Students walked by and wondered what all these beeping error sounds and squealing chipmunk voices scrolling back and forth were.
There was a girl sitting in the closet, editing on what looked like a time machine. The interesting thing was that I was loud, and it was amazing no one ever complained, considering the intense studies taking place in that building.
Maureen, one day, sat me down and said, “Why don’t you pursue filmmaking?”
I told her I couldn’t, and I found every reason not to.

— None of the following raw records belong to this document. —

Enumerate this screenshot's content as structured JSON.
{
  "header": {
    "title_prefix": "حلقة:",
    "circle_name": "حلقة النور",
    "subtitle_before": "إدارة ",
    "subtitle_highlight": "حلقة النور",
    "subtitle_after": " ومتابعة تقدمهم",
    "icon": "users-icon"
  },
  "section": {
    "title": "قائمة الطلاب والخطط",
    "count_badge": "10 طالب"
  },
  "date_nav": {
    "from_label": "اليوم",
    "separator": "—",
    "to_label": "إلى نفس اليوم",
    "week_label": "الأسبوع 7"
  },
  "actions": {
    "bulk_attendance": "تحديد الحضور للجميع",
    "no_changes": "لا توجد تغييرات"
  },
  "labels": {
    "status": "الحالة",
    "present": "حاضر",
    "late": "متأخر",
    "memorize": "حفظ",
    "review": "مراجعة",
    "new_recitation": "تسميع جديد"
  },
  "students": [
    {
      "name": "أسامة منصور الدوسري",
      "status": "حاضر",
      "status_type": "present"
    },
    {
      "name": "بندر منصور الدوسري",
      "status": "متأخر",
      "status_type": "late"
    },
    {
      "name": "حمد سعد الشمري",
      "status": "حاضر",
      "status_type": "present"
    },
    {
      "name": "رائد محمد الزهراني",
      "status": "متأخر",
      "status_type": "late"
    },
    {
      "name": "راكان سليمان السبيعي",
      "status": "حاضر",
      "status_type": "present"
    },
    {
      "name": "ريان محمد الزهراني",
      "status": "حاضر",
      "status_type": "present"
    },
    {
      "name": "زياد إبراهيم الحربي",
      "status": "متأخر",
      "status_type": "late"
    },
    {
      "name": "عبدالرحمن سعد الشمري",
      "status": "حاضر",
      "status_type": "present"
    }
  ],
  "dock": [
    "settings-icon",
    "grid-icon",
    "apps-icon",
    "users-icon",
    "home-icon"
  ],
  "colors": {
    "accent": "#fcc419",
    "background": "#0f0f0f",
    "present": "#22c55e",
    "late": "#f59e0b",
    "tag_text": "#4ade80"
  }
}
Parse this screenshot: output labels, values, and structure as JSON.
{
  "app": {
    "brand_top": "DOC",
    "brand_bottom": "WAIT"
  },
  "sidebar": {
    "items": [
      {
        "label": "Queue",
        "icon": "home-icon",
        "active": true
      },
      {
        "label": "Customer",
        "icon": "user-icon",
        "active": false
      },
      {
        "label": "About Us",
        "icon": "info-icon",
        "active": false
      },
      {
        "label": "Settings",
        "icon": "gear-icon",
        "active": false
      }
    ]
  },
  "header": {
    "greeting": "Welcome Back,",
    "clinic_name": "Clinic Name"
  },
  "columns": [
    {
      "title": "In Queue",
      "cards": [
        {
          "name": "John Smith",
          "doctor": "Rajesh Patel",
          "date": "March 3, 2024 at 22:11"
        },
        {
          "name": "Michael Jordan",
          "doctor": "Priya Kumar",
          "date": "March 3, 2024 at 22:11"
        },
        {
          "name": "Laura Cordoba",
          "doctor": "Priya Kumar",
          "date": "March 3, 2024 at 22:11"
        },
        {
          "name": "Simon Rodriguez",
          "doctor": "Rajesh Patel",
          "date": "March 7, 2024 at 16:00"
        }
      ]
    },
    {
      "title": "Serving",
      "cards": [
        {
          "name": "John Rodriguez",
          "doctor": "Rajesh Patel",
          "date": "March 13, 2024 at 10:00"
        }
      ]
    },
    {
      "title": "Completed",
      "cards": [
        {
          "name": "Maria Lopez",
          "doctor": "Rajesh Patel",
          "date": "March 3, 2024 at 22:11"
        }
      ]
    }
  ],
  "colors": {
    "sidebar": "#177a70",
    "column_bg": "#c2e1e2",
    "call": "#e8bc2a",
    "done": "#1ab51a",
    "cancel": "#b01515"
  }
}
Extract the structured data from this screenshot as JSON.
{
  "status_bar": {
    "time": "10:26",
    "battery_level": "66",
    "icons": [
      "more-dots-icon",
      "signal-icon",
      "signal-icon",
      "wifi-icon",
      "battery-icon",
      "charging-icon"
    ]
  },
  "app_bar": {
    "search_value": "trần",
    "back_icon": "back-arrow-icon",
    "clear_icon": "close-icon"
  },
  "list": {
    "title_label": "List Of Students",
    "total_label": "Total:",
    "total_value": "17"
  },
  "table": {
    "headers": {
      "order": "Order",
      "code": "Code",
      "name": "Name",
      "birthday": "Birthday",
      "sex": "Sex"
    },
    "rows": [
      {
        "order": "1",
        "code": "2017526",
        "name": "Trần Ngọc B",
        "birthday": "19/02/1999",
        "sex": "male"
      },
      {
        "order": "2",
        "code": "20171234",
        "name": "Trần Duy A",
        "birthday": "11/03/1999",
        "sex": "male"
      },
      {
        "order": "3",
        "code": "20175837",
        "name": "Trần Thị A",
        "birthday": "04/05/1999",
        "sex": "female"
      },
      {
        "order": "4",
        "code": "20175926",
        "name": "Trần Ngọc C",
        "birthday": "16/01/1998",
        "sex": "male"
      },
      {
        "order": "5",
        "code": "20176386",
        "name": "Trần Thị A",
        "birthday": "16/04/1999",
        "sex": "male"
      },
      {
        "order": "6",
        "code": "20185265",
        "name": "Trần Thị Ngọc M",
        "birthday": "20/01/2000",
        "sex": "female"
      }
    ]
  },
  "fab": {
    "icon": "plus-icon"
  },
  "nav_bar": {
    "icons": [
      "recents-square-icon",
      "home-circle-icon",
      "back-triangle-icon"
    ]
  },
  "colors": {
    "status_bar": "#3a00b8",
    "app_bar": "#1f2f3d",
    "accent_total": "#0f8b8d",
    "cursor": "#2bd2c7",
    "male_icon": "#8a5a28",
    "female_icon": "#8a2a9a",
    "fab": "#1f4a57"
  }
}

I was just one person, a small Asian girl. What power did I have to make “movies”? It seemed like an impossible endeavor. If Colorado College had a film program, I would have enrolled. This was in the dark ages, where if you wanted to study film, you moved to Hollywood or New York or attended an art school with a film division.
Shamanic Visions & Now
I was having shamanic visions. I only recognize them as such today in retrospect.
While lying in my dorm room at night, supernatural flashes of light shocked my body. Whenever the light struck me, I felt this luminous, warm glow that flooded my being with infinite worlds of possibilities. When the light ripped through my spine and quaked my body, I would get an entire vision of a movie living inside me.
I didn’t choose filmmaking—it chose me. I was caught by it. Once it caught me, I felt a terrible burden, holding these visions.
I had a Big Dream:
In the dream, I was at an ocean, where everything was blue. Blue elephants bathed along the shore. In the distance, a man walked toward me. He carried over his shoulder an archaic tripod that was huge and heavy, like the first ones invented in the film industry. This man was my father, yet he was not my father. He was the Father (you know, the big guy—Master, Healer…G’d).
He handed me the tripod, and I felt this strength and conviction, knowing I would make movies, and everything would be OK. The dream lingered with me for days, weeks, and months. I fought to ignore it, but it was like falling in love. I could not forget the powerful feeling.
A healer spiritually mentored me at that time, a Jungian shaman. He understood the nature of my dream. He taught me about failure and how it should be perceived. He said, “Failure is just like meeting a dead end on the road. What’s the worst that can happen? All you do is turn around. It’s not the end of the world.” More importantly, he confirmed the sacredness of this dream, as it was guiding my path.
The power of embracing that dream led me to move to New York to pursue my filmmaking studies. I stayed in New York and lived there most of my adult life.
There have been many crucibles, but this is only half of my artistic journey. I’ve come to terms with being a filmmaker but there’s still a missing component.
I have yet to embrace my shamanhood, for which no schools or training existed. This sacred component completes me as an artist. It explains why film chose me and determines why and how I would carry a vision—and to carry that home.
It has taken me a lifetime to discover the metaphor of the tripod in my Big Dream. It spoke about more than filmmaking. The tripod represents holding up the legs of this world, like the great Trinity, with a vision.